Required work: The lines to be copied are those below that contain "this".

Provided records:

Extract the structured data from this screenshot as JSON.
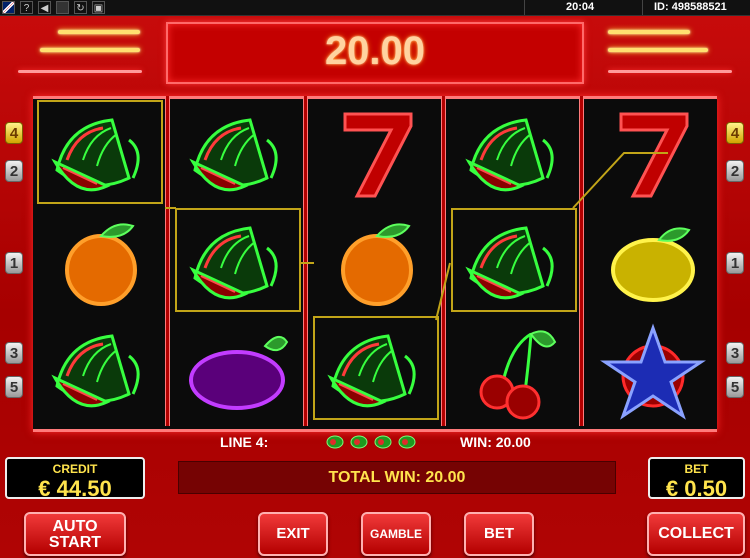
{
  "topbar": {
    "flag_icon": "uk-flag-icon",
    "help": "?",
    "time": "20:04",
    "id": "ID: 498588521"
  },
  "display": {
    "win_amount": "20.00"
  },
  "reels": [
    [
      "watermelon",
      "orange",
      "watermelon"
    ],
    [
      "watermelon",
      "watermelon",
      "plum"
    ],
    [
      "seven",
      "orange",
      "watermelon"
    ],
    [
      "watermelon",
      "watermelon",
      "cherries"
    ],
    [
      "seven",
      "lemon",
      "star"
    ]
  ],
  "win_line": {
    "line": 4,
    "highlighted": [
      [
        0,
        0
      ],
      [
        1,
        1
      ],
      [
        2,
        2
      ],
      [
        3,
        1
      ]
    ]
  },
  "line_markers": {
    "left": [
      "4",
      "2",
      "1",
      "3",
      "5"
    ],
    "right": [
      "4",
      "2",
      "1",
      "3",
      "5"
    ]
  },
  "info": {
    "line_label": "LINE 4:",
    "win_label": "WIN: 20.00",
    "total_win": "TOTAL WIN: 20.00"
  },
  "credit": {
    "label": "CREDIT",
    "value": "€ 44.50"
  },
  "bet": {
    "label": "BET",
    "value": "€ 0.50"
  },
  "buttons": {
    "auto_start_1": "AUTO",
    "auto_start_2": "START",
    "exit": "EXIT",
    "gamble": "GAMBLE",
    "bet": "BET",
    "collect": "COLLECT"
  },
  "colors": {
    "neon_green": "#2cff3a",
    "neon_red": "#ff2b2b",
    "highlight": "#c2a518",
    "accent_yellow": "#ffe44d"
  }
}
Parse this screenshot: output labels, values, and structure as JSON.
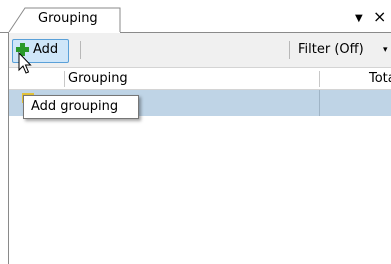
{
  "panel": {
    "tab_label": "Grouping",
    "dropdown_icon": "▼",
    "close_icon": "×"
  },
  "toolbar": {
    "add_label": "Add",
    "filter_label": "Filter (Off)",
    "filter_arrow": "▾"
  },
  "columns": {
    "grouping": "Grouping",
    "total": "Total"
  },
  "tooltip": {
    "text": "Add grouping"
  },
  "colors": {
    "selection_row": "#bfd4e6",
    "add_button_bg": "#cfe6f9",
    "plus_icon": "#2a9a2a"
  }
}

Written answer:
Extract the structured data from this screenshot as JSON.
Parse this screenshot: output labels, values, and structure as JSON.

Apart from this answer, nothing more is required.